● Task description
Report, in full, each line of the material below in which the string "this" occurs.

● Given records
+ + + +

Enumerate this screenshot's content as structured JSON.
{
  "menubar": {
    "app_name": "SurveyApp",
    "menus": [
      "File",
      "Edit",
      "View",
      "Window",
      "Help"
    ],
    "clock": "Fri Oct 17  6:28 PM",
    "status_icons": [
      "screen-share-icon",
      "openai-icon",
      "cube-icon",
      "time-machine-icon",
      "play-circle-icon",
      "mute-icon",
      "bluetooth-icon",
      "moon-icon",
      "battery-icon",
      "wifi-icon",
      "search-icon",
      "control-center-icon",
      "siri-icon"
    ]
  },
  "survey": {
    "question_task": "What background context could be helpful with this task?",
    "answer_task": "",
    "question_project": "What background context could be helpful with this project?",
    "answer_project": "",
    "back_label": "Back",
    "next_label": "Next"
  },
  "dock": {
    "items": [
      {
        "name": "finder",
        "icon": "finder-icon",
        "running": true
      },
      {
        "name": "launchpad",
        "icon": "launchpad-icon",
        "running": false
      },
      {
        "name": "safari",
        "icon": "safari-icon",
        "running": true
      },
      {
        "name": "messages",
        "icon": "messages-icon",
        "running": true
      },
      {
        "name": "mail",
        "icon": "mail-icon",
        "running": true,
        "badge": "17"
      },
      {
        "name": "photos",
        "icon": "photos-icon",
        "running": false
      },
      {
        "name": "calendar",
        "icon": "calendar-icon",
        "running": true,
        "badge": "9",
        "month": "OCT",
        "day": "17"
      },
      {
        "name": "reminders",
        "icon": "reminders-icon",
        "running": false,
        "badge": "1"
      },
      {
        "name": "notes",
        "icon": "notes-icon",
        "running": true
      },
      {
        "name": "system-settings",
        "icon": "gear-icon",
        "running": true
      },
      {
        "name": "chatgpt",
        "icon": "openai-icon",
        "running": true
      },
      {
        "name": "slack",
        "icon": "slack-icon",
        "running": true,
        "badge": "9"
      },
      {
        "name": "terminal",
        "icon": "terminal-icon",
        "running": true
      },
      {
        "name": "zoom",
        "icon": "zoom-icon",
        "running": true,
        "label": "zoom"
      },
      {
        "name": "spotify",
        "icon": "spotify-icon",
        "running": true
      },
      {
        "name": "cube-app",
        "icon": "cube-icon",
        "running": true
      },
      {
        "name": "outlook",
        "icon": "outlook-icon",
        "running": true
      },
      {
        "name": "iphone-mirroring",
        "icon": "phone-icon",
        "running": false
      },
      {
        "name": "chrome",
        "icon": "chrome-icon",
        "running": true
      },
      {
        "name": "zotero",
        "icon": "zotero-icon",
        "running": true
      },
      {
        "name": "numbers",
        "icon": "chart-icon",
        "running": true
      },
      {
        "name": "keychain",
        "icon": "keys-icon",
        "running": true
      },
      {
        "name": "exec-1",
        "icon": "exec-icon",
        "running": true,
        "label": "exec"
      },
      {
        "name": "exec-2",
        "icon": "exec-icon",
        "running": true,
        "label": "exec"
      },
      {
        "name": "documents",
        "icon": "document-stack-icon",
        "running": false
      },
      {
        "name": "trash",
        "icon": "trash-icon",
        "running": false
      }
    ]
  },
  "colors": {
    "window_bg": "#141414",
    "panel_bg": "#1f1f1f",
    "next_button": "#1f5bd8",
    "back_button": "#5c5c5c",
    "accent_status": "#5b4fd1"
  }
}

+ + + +

● Output of the exercise
Enumerate this screenshot's content as structured JSON.
    "question_task": "What background context could be helpful with this task?",
    "question_project": "What background context could be helpful with this project?",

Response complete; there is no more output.